EAST LANSING, Mich. (AP) -- Shortly into one of his typical late night film sessions, Michigan State coach Tom Izzo figured he'd seen enough to know Memphis deserved its No. 1 seed in the NCAA tournament's South Region.
The Memphis fast break reminded Izzo of a collegiate version of the Los Angeles Laker attack led by former Michigan State star Magic Johnson.
The Tigers' size on the wings had Izzo puzzling over potential matchup problems. And the Memphis defense could be a concern for a Michigan State team that sometimes can be inconsistent and turnover prone on offense.
"As you watch more film and more film, like everybody would do on everybody, you try to find warts that you can exploit," Izzo said Monday. "Haven't found a lot yet."
The ironic part? Izzo and Memphis coach John Calipari talked in early March about the state of their respective teams.
"I just talked to John about 2 1/2 weeks ago, not thinking we'd play," Izzo said. "He was telling me some issues they were having. I wish I would have wrote them all down."
Michigan State's reward for making the round of 16 in the NCAA tournament is a date with top-seeded Memphis (35-1) on Friday in Houston. The winner plays the survivor of Texas-Stanford on Sunday.
The fifth-seeded Spartans (27-8) are in the round of 16 for the seventh time in the last 11 years. Izzo is trying to get to his fifth Final Four.
Michigan State advanced to the round of 16 with wins over 12th seed Temple and fourth-seeded Pittsburgh last week.
Michigan State's backcourt of senior Drew Neitzel and freshman Kalin Lucas were key against the Panthers. Lucas broke down the Pitt defense with his quickness and penetration to score 19 points, and Neitzel capitalized by hitting from the outside to score 21 in the 65-54 victory.
But perhaps the most consistent weapon the Spartans have is defense. Pitt shot just 32.7 percent against the Spartans, while Temple shot 37.5 percent.
Calipari said part of Izzo's success in March is the style of play.
"They're always really, really good defensively," Calipari said of the Spartans. "They're always one of the best rebounding teams in the country. They play you around the basket. You're not getting any easy baskets. They really body up as well as anybody else. They play a grind-it-out game offensively, and they're used to every possession matters for them because you're not going to have a lot."
Calipari said his team can grind it out when needed as evidenced by its 77-74 win over Mississippi State in the second round Sunday. Memphis may be better known for its high scoring offense, but its defense has held opponents to 38.5 percent shooting this season.

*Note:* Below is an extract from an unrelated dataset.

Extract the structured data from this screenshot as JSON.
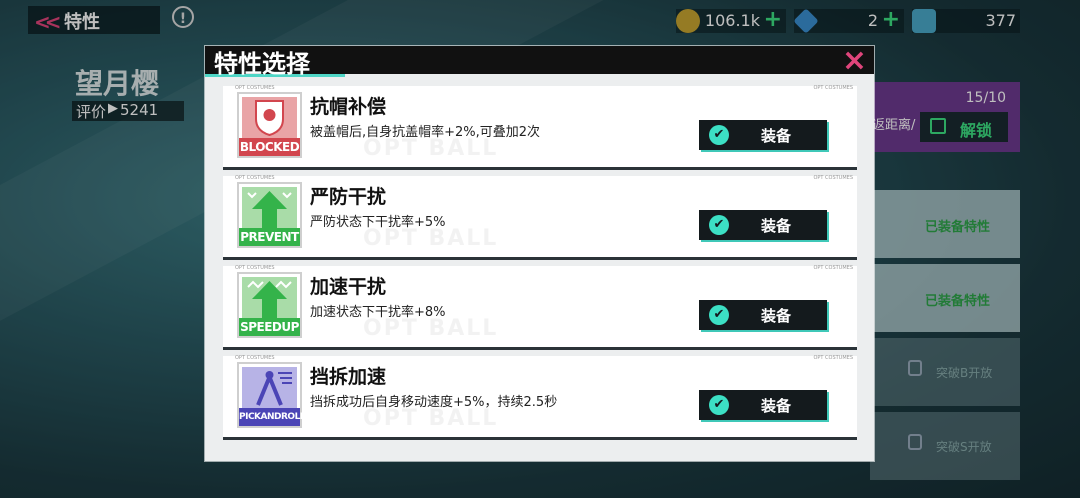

The Tigers have won nine straight since their only loss of the season, 66-62 to Tennessee on Feb. 23.
The Tigers are led by junior guard and Detroit native Chris Douglas-Roberts (17.3 points per game) and freshman guard Derrick Rose (14.1 points per game).
Izzo recruited Douglas-Roberts, whom he credits for working hard to become an outstanding performer.
The Tigers don't have many weaknesses, but one of them is clearly free throw shooting. Memphis is shooting 59.2 percent from the line this season, including just 15 of 32 against Mississippi State.
There isn't much of a track record to compare the two schools. Memphis won the only previous meeting back in 1967.
The Tigers and Spartans had no common opponents this season. But Izzo has seen enough to know that Memphis is a major roadblock to his team's chances of advancement.
"At the same time, I've said for a month we've been playing better basketball...," Izzo said. "I told our team at the beginning of the year, if you can get to a Sweet 16, from there on, who knows what happens."